Like any job, I guess, there are parts of living in Africa that are really enjoyable and parts that I could do without.  Those challenges make this a work that is sometimes easier to love than it is to like. 

Trying to live as a resident alien, for example, adds its own set of challenges and difficulties.  Sometimes it feels like we're trying to maintain an outpost on mars!   

The best parts of my job, though, those ones that I love being here for, are the times that I get to help nudge and encourage someone who's hungry to be pointed in the right direction.

This past weekend was one of those golden times.

A young man that we've been discipling started college earlier this year.  His dad has been out of the picture and Armindo had cobbled together some jobs over the last few years to get himself through High School.  Now, a couple of our former interns are collaborating to provide a scholarship for him to get a degree in Agriculture.  And I've wanted to check in on him and make sure that he's doing okay.

So, on Friday morning I left Montepuez and drove about 8 hours (over a lot of bumpy dirt roads) to the town of Cuamba, Niassa.  I met up with Armindo and he gave me the tour of his campus.  He introduced me to a bunch of his classmates, roommates and friends.  Everyone was so kind and generous.  (His suitemates, though, seemed pretty shocked to have an American spending the weekend with them - I might as well have been an alien!)  We stayed up late talking in Armindo's dorm room and I slept there on the floor in a sleeping bag.
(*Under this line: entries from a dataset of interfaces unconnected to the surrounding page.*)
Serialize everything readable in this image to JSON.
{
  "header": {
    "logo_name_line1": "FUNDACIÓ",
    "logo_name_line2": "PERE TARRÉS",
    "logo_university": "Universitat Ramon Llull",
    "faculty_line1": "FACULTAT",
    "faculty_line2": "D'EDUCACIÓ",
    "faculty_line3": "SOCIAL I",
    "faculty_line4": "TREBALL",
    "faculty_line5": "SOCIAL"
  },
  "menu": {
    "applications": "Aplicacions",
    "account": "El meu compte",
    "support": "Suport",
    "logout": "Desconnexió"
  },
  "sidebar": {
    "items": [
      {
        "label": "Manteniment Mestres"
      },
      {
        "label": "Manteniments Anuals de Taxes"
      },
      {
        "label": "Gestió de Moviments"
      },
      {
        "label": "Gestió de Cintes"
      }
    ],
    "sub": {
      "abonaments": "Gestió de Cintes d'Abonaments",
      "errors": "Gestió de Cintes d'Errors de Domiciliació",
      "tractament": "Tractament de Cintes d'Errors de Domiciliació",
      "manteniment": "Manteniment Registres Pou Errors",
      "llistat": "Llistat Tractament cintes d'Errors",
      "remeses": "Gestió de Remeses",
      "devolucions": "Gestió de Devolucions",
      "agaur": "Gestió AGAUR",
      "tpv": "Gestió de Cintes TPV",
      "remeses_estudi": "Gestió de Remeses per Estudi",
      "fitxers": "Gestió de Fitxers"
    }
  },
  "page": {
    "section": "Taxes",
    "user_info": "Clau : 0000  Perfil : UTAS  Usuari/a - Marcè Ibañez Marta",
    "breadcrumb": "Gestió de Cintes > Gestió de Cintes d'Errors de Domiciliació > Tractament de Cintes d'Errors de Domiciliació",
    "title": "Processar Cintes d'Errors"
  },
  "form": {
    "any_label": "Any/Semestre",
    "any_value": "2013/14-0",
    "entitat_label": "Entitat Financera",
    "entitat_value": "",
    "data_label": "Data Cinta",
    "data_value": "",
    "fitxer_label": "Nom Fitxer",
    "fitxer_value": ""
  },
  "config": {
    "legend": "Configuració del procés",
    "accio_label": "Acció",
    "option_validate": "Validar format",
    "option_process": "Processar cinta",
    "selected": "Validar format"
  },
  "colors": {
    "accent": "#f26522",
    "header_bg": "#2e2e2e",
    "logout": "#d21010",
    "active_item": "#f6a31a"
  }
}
It was interesting to notice the things that are similar to a U.S. college experience: students sleep in on the weekends, they enjoy blasting their music and watching movies together.  But other things are different.  Instead of ordering pizza or going out for a burger, we ate rice and beans, xima and fish. For Mozambique, it is a pretty nice dorm, but students still have to go get water from the well for drinking and bathing.  And using the bathroom means having to exit the dorm room and walk across to one of the latrines.  "Use this one," Armindo told me, "it smells the least bad."

Over the course of the weekend, he and I talked about everything from God to girls to grades to goals.

He shared about the pressures of living in the dorm with people of differing faiths and ethics.  He talked about being disappointed in a fellow Christian student who failed to practice what he preached. I was pleased to see how Armindo has made strong connections with a local church, and has been very involved there.  And I tried to encourage him to follow through on his idea of helping that church form a youth group.

He talked more about his dream of moving back to Montepuez after his studies are over and working for the cotton company.  We talked about his vision for returning to Cabo Delgado and blessing the church through his future vocation. 
Developing people like Armindo is an important part of what our team can do to help.  It can serve to  stabilize the church and increase its influence in the community.

So, the trip "back to college" this past weekend was really good.  It reminded me of the past experiences Rachel and I have had in campus ministry...though, with a Mozambican twist!

While my goal in going to Cuamba was to encourage Armindo, it was so encouraging for me to get to do what I love.  Here in Africa, I've accepted the fact that those feelings of being an alien won't ever fully disappear, but they are worth it if they put me in a place to get to hang out with and pour my life into people who are striving to follow Jesus well.  Those times are a gift.

May God bless Armindo and other young people to faithfully grow into men and women who have a strong vision for his Kingdom.

Grace and Peace,